Supplied material →
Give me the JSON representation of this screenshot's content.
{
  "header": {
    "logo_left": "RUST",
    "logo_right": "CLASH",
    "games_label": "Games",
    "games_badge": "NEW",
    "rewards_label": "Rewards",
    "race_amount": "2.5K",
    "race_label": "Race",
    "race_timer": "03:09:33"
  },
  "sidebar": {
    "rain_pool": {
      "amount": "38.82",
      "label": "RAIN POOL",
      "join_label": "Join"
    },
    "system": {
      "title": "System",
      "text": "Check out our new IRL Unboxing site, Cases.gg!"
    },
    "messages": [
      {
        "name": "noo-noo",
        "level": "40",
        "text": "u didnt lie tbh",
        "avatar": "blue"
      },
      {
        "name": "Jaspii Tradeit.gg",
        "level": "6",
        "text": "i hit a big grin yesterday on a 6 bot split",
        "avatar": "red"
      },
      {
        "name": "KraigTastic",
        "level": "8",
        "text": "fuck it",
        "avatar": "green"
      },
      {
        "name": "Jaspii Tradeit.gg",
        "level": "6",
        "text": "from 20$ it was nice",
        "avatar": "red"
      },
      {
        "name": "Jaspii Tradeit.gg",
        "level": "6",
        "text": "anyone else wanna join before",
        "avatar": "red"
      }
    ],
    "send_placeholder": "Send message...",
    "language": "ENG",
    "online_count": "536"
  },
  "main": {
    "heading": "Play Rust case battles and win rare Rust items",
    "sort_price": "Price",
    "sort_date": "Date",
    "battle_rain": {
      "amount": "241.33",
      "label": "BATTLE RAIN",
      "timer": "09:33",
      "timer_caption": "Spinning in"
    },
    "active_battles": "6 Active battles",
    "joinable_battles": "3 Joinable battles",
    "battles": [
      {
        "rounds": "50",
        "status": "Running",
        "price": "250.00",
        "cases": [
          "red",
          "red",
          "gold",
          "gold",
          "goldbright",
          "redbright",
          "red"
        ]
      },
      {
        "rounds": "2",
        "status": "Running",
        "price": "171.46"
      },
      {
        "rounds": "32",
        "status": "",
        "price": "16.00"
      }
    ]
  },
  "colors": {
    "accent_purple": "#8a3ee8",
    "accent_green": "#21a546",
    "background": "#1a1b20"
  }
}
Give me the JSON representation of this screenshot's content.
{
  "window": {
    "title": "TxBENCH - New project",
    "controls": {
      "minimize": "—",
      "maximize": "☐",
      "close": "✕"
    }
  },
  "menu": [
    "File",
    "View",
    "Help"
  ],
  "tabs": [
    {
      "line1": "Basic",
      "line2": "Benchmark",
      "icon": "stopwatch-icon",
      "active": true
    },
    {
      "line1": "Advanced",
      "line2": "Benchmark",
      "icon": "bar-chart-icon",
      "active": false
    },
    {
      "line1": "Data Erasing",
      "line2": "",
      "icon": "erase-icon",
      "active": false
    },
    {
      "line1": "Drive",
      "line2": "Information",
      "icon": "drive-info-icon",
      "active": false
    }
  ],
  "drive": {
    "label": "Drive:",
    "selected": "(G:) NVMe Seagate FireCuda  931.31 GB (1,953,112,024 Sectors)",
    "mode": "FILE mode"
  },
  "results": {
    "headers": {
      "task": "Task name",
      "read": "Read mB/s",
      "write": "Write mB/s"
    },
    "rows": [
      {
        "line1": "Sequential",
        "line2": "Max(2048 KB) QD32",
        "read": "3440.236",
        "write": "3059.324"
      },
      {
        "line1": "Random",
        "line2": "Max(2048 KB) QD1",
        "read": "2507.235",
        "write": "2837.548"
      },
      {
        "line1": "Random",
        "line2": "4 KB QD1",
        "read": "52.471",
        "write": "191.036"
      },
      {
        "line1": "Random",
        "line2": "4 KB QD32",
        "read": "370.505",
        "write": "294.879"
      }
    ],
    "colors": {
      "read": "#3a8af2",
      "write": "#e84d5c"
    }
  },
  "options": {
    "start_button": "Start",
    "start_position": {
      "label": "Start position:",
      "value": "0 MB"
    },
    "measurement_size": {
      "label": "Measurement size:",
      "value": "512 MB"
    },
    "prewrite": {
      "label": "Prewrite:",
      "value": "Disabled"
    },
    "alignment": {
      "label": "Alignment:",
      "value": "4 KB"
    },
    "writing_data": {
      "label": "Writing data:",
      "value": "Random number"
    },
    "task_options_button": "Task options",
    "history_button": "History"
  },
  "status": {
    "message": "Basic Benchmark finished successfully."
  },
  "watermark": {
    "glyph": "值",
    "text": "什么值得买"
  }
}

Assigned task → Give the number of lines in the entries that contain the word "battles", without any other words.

Answer to this problem → 4